In his first book, Death of a Naturalist (1966), he wrote what would remain one of his most famous poems, “Digging,” a kind of ars poetica, which opens:
Between my finger and my thumb
The squat pen rests; snug as a gun.
Under my window, a clean rasping sound
When the spade sinks into gravelly ground:
My father, digging. I look down
Till his straining rump among the flowerbeds
Bends low, comes up twenty years away
Stooping in rhythm through potato drills
Where he was digging.
Continuing this imaginary visit with his father, Heaney writes,
“By God, the old man could handle a spade./ Just like his old man./ My grandfather cut more turf in a day/ Than any other man on Toner’s bog."
The poem returns, inevitably, to the self, as the poet contemplates the way memory makes “living roots awaken in my head,” and observes, pointedly, how different his desk work is from his forebears’ field labor:
But I’ve no spade to follow men like them.
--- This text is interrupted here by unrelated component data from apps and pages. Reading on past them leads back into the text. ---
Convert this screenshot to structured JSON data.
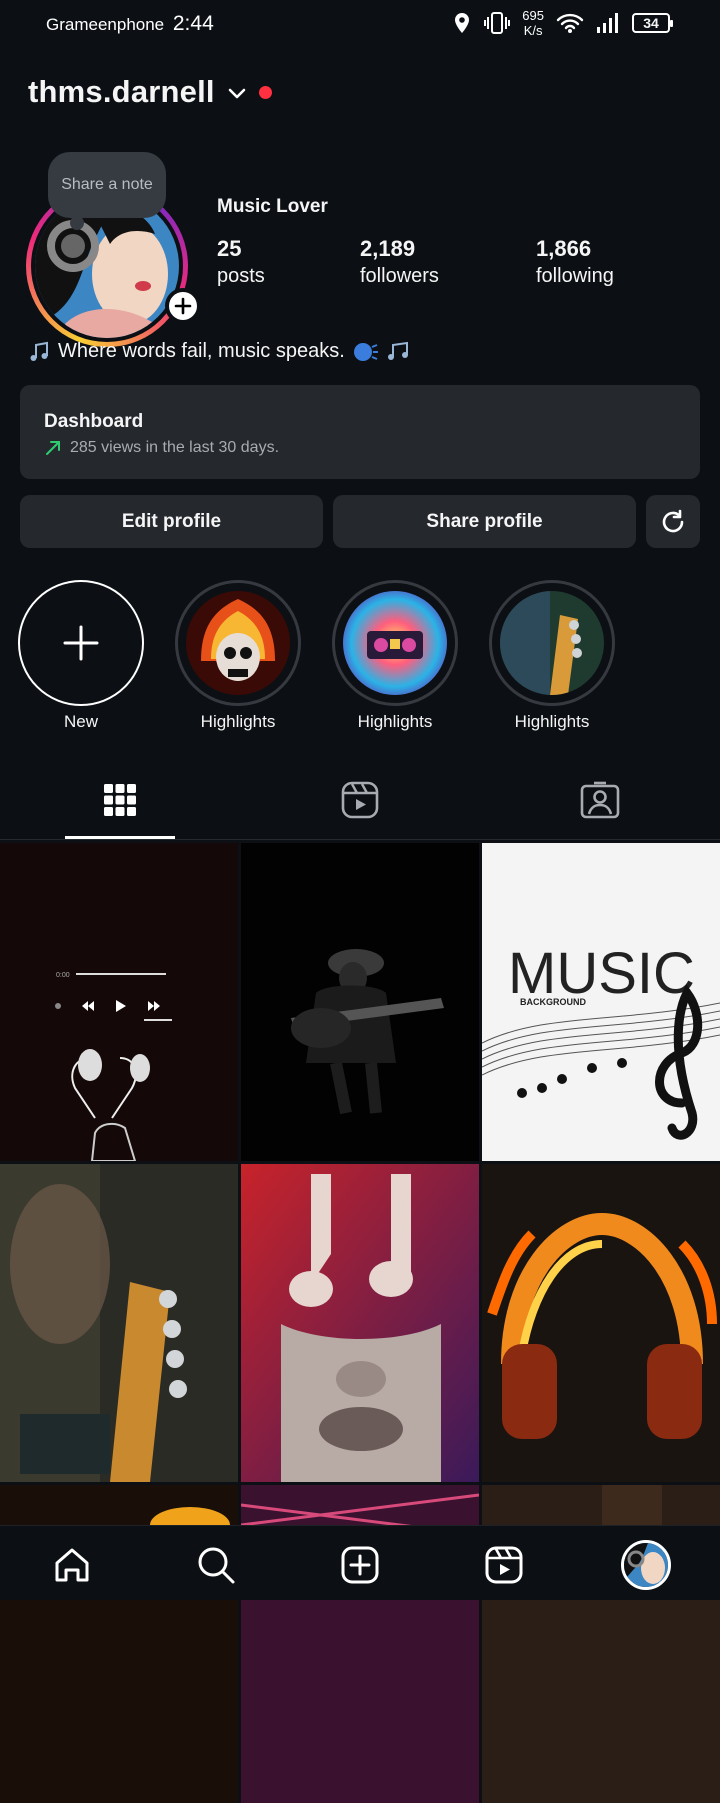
{
  "status_bar": {
    "carrier": "Grameenphone",
    "time": "2:44",
    "net_speed_value": "695",
    "net_speed_unit": "K/s",
    "battery": "34"
  },
  "header": {
    "username": "thms.darnell"
  },
  "profile": {
    "note_bubble": "Share a note",
    "display_name": "Music Lover",
    "stats": [
      {
        "value": "25",
        "label": "posts"
      },
      {
        "value": "2,189",
        "label": "followers"
      },
      {
        "value": "1,866",
        "label": "following"
      }
    ],
    "bio": "Where words fail, music speaks."
  },
  "dashboard": {
    "title": "Dashboard",
    "subtitle": "285 views in the last 30 days."
  },
  "buttons": {
    "edit": "Edit profile",
    "share": "Share profile"
  },
  "highlights": [
    {
      "label": "New"
    },
    {
      "label": "Highlights"
    },
    {
      "label": "Highlights"
    },
    {
      "label": "Highlights"
    }
  ],
  "posts": {
    "post_3_title": "MUSIC",
    "post_3_subtitle": "BACKGROUND"
  },
  "colors": {
    "background": "#0c1014",
    "surface": "#25292e",
    "accent_red": "#ff3040",
    "trend_green": "#2ecc71"
  }
}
Between my finger and my thumb
The squat pen rests.
I’ll dig with it.
In the 1970s, after he left Belfast and moved to the Republic of Ireland, following Bloody Sunday, his work became increasingly engaged with ethical and national questions, with conflict, and so on. But it never lost its sensuousness, its subtle way of airing human mysteries. I always loved his later poem “The Underground” (the opening lyric from 1984’s Station Island) for the way it effortlessly blends myth, music, and a narrative of potential loss. In four compact quatrains, it describes two people running as if for a train, opening “There we were in the vaulted tunnel running,/ You in your going-away coat speeding ahead.” In a reversal, after the trains have gone, the speaker ends up alone retracing his steps, “Bared and tensed…all attention / For your step following and damned if I look back.” (So much work is done in that adjective “going-away”—at once vernacular, evocative of a time and place where people wore such things, and symbolic.)
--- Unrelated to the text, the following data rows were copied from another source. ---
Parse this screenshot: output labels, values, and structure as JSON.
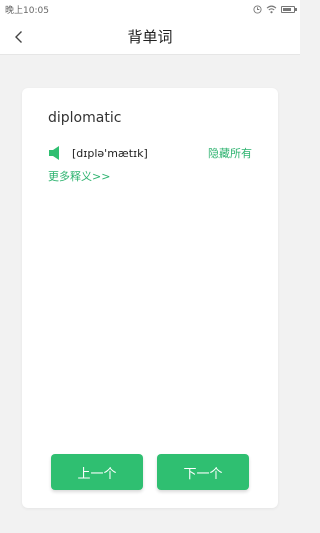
{
  "status_bar": {
    "time": "晚上10:05",
    "icons": [
      "clock-icon",
      "wifi-icon",
      "battery-icon"
    ]
  },
  "header": {
    "title": "背单词",
    "back_icon": "chevron-left-icon"
  },
  "card": {
    "word": "diplomatic",
    "phonetic": "[dɪplə'mætɪk]",
    "speaker_icon": "speaker-icon",
    "hide_all_label": "隐藏所有",
    "more_label": "更多释义>>"
  },
  "buttons": {
    "prev_label": "上一个",
    "next_label": "下一个"
  },
  "colors": {
    "accent": "#2fbf71",
    "link": "#2db36f",
    "background": "#f2f2f2"
  }
}
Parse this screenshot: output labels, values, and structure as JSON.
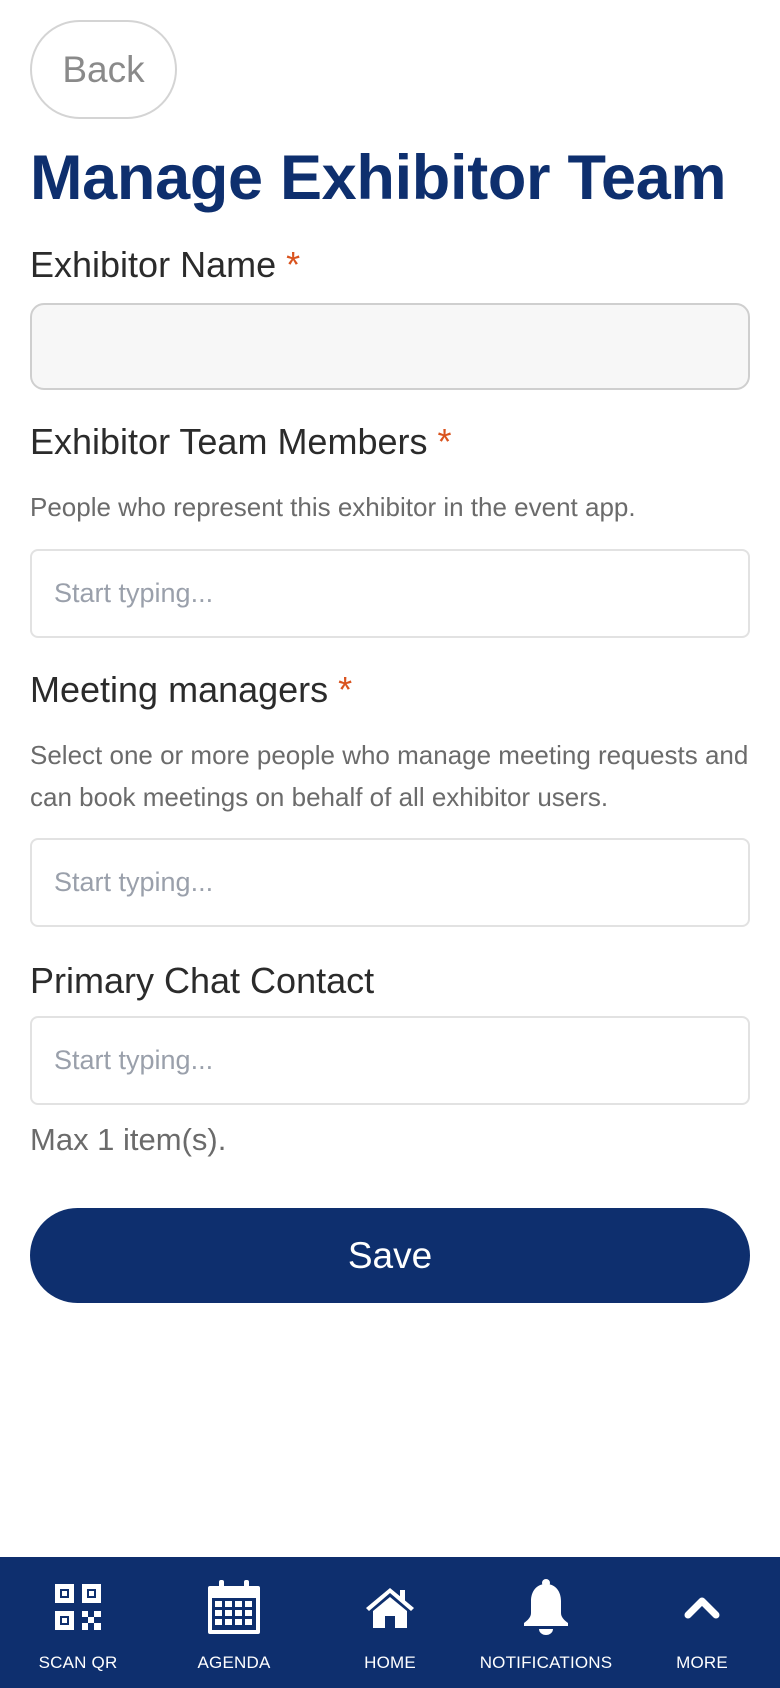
{
  "header": {
    "back_label": "Back",
    "title": "Manage Exhibitor Team"
  },
  "form": {
    "exhibitor_name": {
      "label": "Exhibitor Name",
      "required_mark": "*",
      "value": "",
      "placeholder": ""
    },
    "team_members": {
      "label": "Exhibitor Team Members",
      "required_mark": "*",
      "help": "People who represent this exhibitor in the event app.",
      "value": "",
      "placeholder": "Start typing..."
    },
    "meeting_managers": {
      "label": "Meeting managers",
      "required_mark": "*",
      "help": "Select one or more people who manage meeting requests and can book meetings on behalf of all exhibitor users.",
      "value": "",
      "placeholder": "Start typing..."
    },
    "primary_chat_contact": {
      "label": "Primary Chat Contact",
      "value": "",
      "placeholder": "Start typing...",
      "note": "Max 1 item(s)."
    },
    "save_label": "Save"
  },
  "bottom_nav": {
    "items": [
      {
        "label": "SCAN QR",
        "icon": "qr-code-icon"
      },
      {
        "label": "AGENDA",
        "icon": "calendar-icon"
      },
      {
        "label": "HOME",
        "icon": "home-icon"
      },
      {
        "label": "NOTIFICATIONS",
        "icon": "bell-icon"
      },
      {
        "label": "MORE",
        "icon": "chevron-up-icon"
      }
    ]
  },
  "colors": {
    "brand": "#0e2f6e",
    "required": "#d9531e",
    "muted_text": "#6b6b6b"
  }
}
Heaney was also extraordinarily kind. In 2008, 13 years after my youthful time abroad, I went back to Ireland for the first time to read at a national poetry festival at Dun Laoghaire, a suburb of Dublin, at which Heaney was headliner. Dublin had changed (it was easy to find coffee, and everywhere you went you could hear Eastern European languages being spoken), and in the intervening years I had published a book of poems I was still astonished that anyone had read. There was a collective reading of younger poets and just as it got started, in came Seamus to sit and listen, which he did appreciatively. Then he gave a brilliant reading. Afterward we all hung out at the bar. There was some whispering about whether “Seamus” would come—he always did, I was told, by some of the less rattled Irish poets. We drank and talked in the warm light, telling jokes, and then sure enough in came Seamus to join us.
I was too shy to speak up, but he told me he liked my poems, and asked all of us if we wanted a beer. We did, of course. I don’t remember much else except being glad to be in his presence, talking about poetry; and I do remember that I didn’t know how to tell him how much reading his poems while I lived in Dublin had meant to me. Now I wish I had.